The atmosphere of Venus is made up almost completely of carbon dioxide, with traces of nitrogen. Much of the hydrogen in the atmosphere evaporated early in the formation of Venus, leaving a thick atmosphere across the planet. At the surface, the atmosphere presses down as hard as water 3,000 feet beneath Earth's ocean.

The average temperature on Venus is 864 degrees Fahrenheit (462 degrees Celsius). Temperature changes slightly traveling through the atmosphere, growing cooler farther away from the surface. Lead would melt on the surface of the planet, where the temperature is around 872 F (467 C).

Temperatures are cooler in the upper atmosphere, ranging from (minus 43 C) to (minus 173 C).

Balmy all year-round

Temperatures on Venus remain consistent over time. For one thing, the planet takes 243 Earth days to spin once on its axis (and it spins backwards, at that on Venus, the sun rises in the west and sets in the east). The nights on Venus are as warm as the days.

Venus also has a very small tilt of only 3.39 degrees with respect to the sun, compared to 23.4 degrees on Earth. On our planet, it is the tilt that provides us with the change in seasons the hemisphere slanted closer to the sun feels the heat of spring and summer.

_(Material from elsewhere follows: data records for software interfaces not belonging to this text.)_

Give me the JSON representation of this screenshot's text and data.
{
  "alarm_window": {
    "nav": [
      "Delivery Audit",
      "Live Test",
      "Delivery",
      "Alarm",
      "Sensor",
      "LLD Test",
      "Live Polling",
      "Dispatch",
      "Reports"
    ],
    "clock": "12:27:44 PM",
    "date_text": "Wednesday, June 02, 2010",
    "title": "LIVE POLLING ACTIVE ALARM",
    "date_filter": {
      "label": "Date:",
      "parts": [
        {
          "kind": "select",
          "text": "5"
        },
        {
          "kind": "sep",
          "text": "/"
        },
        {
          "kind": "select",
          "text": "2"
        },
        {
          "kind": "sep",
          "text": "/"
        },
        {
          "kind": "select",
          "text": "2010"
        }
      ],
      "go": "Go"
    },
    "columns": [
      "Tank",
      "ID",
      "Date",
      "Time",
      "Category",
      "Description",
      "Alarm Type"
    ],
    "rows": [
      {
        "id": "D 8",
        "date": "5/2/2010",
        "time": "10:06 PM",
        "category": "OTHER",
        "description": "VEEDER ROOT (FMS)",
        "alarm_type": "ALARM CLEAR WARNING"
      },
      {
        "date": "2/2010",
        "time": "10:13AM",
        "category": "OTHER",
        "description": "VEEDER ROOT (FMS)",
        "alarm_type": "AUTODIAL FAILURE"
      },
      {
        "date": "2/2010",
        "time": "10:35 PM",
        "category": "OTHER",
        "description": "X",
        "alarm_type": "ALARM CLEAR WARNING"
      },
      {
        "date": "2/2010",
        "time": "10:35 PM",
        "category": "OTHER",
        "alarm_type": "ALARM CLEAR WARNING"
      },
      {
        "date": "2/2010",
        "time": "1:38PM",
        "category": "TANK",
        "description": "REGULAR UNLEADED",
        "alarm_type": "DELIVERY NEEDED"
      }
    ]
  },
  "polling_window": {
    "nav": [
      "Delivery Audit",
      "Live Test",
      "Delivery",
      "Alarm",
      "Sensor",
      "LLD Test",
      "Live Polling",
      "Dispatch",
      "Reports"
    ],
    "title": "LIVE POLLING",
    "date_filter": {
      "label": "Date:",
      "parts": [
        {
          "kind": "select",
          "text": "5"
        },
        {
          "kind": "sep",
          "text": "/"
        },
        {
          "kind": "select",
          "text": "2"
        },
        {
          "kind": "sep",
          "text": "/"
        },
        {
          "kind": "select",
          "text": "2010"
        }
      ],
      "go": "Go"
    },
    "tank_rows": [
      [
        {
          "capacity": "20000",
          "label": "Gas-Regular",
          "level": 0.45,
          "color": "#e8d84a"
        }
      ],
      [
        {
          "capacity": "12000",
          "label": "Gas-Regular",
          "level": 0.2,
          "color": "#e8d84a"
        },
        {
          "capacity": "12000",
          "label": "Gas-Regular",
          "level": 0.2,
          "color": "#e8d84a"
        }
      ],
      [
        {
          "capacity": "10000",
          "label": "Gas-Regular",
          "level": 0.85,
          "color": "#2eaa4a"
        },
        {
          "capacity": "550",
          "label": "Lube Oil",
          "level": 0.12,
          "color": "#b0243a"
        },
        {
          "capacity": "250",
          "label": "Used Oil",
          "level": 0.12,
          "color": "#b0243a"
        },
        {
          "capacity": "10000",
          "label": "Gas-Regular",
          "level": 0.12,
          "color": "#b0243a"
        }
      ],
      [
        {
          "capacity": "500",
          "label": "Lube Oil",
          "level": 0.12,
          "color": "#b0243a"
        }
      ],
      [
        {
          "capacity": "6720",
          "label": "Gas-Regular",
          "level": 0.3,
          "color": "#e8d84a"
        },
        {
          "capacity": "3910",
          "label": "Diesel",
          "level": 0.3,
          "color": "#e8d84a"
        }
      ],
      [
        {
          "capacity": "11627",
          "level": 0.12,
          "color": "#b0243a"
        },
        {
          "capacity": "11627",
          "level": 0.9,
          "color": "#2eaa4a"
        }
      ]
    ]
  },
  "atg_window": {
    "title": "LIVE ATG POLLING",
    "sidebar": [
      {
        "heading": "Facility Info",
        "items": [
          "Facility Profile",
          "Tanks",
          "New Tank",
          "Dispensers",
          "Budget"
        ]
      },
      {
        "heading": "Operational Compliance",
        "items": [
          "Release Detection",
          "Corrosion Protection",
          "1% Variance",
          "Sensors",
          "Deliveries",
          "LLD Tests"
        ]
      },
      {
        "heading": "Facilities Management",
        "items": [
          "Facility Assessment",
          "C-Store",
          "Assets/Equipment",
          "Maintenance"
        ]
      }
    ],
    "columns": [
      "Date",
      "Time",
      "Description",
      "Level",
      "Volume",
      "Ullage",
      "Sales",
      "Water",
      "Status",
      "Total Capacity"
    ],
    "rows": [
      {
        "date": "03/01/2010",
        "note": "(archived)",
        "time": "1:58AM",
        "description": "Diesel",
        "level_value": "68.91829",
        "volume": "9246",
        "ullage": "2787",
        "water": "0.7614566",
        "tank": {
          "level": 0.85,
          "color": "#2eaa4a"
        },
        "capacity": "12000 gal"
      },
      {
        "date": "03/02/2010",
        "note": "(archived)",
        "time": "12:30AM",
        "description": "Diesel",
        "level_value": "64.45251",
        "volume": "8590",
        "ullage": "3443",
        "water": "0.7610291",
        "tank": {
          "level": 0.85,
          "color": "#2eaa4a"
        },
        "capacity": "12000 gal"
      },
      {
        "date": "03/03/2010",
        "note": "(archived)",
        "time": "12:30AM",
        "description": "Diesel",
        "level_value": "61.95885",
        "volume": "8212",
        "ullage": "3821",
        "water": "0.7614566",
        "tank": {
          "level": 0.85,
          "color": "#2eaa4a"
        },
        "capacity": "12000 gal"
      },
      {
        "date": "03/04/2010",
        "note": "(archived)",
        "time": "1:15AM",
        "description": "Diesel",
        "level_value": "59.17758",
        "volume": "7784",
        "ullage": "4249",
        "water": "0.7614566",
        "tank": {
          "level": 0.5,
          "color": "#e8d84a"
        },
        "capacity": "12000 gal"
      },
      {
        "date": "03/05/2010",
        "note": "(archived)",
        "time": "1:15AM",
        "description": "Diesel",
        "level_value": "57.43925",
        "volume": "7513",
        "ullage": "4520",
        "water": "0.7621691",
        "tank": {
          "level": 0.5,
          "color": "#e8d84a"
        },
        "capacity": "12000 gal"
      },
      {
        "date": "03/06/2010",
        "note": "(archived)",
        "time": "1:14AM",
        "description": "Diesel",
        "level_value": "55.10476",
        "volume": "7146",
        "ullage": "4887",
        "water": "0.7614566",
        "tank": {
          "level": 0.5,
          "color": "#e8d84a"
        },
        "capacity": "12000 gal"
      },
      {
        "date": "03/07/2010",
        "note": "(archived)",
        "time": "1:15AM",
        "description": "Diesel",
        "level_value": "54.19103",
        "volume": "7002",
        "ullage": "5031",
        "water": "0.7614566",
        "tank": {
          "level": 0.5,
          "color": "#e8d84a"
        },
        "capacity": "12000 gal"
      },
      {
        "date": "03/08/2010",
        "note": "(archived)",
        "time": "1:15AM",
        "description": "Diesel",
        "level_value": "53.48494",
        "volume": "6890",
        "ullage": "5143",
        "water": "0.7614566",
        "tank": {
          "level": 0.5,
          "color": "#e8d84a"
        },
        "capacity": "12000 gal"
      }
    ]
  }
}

The lack of tilt means that even if Venus got rid of its overheated atmosphere, it would still feel fairly consistent temperatures year round.

The lack of significant tilt causes only slight temperature variations from the equator to the poles, as well.